________________________________________________________________________
D384. Any other remarks or suggestions for improvement of services by Observer which have
not been captured in the questions above but are relevant

Observations presented at the end of chapter-2
_____________________________________________________________________________________
_____________________________________________________________________________________
_____________________________________________________________________________________
_________________________________________________________________________
If the patient has availed service either in (OPD or IPD) the observer to go to Exit
Interview Schedule
D D M M Y Y
0 3 0 2 0 9 Reena Basu


169
APPENDIX 3
Scores given for the computation of Standard of Living Index
Variables Categories Categories Scores
Type of house Pucca 4
Semi Pucca 2
Kachcha 0
Ownership of house Yes 2
No 0
Separate Kitchen Yes 1
No 0
Toilet facility Separate toilet Yes 2
No 0
Fuel for cooking LPG/Biogas for cooking Yes 2
No 0
Source of drinking water Water supply - piped Yes 2
No 0
Ownership of items Mattresses Yes 1
Pressure cooker Yes 1
Chair Yes 1
Cot/Bed Yes 1
Table Yes 1
Clock/ Watch Yes 1
Electricity Yes 2
Sofa set Yes 2
Fan Yes 2
Radio/Transistor Yes 2
Television (Black & White) Yes 2
Sewing Machine Yes 2
Telephone (Other than
mobile)
Yes
2
Bicycle Yes 2
An Animal Drawn Cart Yes 2
Water pump Yes 2
Thresher Yes 2
Television (Colour) Yes 3
Telephone (mobile) Yes 3
Computer Yes 3
Motor Cycle/Scooter Yes 3
Refrigerator Yes 3
Washing Machine Yes 3

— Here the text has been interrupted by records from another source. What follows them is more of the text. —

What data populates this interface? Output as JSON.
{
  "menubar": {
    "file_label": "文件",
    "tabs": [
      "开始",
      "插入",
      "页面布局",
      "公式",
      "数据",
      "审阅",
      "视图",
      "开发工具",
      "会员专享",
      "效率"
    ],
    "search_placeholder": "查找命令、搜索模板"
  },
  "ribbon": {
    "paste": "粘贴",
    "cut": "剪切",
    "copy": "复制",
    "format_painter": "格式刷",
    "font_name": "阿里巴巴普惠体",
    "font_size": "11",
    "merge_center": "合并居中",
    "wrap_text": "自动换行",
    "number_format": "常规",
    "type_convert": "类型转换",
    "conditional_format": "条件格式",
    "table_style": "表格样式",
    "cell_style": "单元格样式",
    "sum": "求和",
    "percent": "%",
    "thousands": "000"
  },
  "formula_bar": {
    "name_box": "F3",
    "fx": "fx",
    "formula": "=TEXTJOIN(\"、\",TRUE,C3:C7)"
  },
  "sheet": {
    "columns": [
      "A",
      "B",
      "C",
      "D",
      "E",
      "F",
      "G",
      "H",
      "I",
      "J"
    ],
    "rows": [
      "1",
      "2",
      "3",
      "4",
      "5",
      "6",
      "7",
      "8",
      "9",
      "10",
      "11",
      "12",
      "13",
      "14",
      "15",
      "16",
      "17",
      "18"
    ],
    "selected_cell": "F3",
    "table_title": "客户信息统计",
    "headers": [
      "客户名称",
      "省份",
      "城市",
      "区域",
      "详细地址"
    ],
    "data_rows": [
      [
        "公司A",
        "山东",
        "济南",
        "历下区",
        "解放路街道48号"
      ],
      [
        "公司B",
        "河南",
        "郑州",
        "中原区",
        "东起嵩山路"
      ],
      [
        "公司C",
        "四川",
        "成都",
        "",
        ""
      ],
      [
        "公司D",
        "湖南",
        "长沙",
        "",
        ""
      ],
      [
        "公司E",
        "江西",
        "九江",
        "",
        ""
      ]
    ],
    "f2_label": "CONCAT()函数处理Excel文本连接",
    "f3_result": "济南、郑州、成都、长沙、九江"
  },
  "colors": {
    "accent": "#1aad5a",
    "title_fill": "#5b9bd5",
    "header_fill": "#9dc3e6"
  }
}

Car/Van/Jeep Yes 4
Tractor Yes 4
Ownership of agricultural land 5 acres or more 4
2 - 4.9 acres 3
< 2 acres/Not known 2
No agricultural land 0

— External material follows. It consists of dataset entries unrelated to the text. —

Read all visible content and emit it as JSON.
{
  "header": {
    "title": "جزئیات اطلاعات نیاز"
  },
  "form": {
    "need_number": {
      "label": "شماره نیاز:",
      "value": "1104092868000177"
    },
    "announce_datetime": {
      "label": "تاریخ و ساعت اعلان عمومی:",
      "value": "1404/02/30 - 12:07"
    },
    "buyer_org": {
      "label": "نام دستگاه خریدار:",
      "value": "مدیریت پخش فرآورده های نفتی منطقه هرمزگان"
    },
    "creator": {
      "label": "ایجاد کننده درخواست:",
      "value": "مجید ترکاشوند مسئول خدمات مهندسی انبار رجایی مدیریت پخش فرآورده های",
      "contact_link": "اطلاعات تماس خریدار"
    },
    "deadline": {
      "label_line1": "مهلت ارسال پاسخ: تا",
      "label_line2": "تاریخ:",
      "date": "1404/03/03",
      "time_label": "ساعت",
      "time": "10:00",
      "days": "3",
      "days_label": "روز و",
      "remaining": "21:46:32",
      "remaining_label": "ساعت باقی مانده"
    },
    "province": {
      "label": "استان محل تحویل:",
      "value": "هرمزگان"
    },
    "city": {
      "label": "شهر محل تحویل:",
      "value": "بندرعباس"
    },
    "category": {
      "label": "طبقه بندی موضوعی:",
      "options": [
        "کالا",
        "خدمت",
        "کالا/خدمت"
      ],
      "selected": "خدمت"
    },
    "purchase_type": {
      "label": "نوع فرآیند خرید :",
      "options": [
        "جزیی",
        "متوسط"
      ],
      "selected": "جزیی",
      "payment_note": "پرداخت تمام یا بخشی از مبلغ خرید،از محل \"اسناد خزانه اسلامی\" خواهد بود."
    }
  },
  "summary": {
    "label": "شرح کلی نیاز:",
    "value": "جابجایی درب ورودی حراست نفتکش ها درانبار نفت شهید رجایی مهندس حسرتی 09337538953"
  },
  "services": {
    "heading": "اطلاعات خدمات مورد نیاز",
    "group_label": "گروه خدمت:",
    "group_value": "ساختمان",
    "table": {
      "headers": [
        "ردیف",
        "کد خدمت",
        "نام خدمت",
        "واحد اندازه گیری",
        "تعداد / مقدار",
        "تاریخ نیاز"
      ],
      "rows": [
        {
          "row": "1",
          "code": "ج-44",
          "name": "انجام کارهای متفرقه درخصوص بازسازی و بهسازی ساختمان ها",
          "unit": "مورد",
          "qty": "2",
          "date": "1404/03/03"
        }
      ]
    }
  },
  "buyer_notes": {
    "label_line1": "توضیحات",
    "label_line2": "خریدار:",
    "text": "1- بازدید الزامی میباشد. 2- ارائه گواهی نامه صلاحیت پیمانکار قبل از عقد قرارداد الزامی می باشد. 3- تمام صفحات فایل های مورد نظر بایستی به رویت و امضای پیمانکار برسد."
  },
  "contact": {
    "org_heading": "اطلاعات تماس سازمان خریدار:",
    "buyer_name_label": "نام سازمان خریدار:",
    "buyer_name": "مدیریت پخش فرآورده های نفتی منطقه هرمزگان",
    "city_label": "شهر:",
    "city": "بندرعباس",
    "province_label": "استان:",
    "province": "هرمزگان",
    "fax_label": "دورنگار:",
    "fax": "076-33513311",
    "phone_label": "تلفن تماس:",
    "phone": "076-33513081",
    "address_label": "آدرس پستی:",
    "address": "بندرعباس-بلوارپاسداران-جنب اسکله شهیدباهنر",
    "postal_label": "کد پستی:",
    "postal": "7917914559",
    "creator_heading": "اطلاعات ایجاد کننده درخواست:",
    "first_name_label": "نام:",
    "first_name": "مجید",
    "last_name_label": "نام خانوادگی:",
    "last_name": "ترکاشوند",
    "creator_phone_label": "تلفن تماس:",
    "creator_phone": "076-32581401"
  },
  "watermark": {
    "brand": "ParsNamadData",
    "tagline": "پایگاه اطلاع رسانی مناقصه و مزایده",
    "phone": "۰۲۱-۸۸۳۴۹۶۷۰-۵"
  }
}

Ownership of irrigated land At least some irrigated
land
2
No irrigated land 0
Total (Maximum) 78

SLI (Standard of Living Index) Score
Low 0 14
Medium 15 24
High 25 - 78